Studies in Islamic economics can have important implications both for those who share an Islamic belief and for all of humanity. They have the potential to develop alternative systems and practices that could enable a more righteous economic lifestyle and distribution of services and products. New studies in this area should look to past studies seeking alternative systems in order to remain aware of the responsibility that they inherit. The struggle to achieve an “Islamic” economic system originates from belief, and the teachings of this belief system ascribe responsibilities to Muslims to act and speak according to religious values and principles. The discussions that will shape the economic lives of Muslims will bear the consequences of the actions to which they have led those Muslims. Accordingly, Islamic concerns as to the contents of the economic system should inform the formation of theories of Islamic economics. It is vital for scholars of Islamic economics to remain aware of Islamic values and jurisprudence. In this context, even if the current studies have diverged from the original intent of the study of Islamic economics, past studies can guide future researchers. Dynamic and qualified researchers, particularly from the younger generation, should be encouraged to move beyond studies of finance and banking.
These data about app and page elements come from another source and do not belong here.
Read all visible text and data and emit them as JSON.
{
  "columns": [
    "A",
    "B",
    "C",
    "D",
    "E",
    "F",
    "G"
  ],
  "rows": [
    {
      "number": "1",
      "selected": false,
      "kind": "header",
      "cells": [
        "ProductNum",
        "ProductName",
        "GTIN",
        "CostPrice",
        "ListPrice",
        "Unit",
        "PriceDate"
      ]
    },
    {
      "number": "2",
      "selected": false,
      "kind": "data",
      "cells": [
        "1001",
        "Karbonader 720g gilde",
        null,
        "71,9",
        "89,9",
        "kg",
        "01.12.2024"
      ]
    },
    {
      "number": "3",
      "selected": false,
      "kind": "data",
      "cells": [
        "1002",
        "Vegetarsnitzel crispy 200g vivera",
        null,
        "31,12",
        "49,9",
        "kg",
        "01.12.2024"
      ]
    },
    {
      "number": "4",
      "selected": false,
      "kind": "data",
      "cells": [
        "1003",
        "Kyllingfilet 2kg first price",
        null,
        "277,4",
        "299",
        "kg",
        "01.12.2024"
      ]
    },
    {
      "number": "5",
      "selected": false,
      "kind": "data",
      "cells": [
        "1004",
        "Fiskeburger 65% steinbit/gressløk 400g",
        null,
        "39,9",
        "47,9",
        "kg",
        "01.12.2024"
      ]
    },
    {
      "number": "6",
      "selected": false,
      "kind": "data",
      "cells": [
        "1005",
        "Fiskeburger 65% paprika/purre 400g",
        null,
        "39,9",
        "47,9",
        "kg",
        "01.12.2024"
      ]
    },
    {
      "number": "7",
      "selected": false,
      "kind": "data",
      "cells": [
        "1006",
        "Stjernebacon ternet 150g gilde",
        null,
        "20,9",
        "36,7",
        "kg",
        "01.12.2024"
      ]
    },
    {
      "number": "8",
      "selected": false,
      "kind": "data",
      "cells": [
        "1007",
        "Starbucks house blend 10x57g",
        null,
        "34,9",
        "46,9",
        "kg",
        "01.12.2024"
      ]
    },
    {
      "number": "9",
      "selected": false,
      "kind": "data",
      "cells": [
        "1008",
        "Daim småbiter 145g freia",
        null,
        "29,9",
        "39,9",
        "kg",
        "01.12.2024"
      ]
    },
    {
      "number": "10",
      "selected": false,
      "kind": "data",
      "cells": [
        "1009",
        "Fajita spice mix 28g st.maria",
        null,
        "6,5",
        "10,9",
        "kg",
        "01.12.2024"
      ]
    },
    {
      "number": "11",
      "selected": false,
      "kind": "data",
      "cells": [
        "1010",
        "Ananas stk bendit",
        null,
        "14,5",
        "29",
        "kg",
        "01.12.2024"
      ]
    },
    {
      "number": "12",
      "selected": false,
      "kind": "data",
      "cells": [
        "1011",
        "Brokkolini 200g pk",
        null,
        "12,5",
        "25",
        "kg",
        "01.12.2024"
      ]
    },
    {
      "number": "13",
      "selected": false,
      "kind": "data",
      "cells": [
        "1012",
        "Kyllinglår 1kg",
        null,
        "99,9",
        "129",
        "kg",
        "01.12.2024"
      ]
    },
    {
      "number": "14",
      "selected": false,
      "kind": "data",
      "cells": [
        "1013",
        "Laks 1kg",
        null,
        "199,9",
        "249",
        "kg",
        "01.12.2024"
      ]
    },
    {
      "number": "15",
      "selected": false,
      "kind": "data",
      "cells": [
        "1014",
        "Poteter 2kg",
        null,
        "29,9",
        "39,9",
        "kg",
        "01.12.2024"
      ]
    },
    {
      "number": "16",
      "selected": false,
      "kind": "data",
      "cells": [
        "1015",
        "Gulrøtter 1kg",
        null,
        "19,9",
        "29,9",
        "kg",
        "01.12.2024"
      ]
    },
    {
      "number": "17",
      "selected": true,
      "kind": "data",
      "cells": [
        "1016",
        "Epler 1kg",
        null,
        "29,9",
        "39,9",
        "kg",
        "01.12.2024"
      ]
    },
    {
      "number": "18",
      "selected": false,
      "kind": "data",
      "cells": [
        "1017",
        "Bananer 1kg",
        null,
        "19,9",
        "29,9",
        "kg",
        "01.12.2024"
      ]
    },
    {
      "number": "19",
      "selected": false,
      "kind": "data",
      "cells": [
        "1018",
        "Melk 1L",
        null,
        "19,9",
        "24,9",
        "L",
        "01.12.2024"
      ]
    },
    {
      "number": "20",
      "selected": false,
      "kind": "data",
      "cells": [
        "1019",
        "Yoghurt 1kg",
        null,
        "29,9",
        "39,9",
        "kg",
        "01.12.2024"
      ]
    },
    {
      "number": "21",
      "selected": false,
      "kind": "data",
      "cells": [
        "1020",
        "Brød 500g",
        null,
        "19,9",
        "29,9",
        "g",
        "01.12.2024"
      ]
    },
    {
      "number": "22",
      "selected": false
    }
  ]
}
With this book, it is our hope that we can move the study of Islamic economics beyond the issues of banking and finance to develop a more genuine alternative to the contemporary capitalist economic system.
Al-Jarhi, M. A. 2012. “Gaps in the Theory and Practice of Islamic Economics.” Paper presented at Workshop On the future of Islamic Economics, Jeddah, Islamic Economics Institute, King Abdulaziz University, November 12-13.
Arif, M. 1985. “Toward a Definition of Islamic Economics: Some Scientific Considerations.” Journal of Research in Islamic Economics 2(2): 79-93.
Askari, H., Iqbal, Z., Krichene, N., and Mirakhor, A. 2012. “Risk Sharing in Finance: The Islamic Finance Alternative.” Singapore: John Wiley and Sons (Asia), Pte. Ltd.
Asutay, M. 2007. “A Political Economy Approach to Islamic Economics: Systemic Understanding for an Alternative Economic System.” Kyoto Bulletin of Islamic Area Studies 1(2): 3-18.
Haneef, M. A., and Furqani, H. 2011. “Methodology of Islamic Economics: Overview of Present State and Future Direction.” International Journal of Economics, Management & Accounting 19(1): 1-26.
Islahi, A. A. 2013 “First vs. Second Generation Islamic Economists: Deviations and Differences in Thoughts.” Paper presented at 9th International Conference on Islamic Economics and Finance, Accessed 10 December 2014.
Kahf, M. (n.d.). “Islamic Economics: Notes on Definition and Methodology.” Accessed December 14, 2014.
Thomson Reuters (2013). State of the Global Islamic Economy 2013. Report. Accessed December 14, 2014.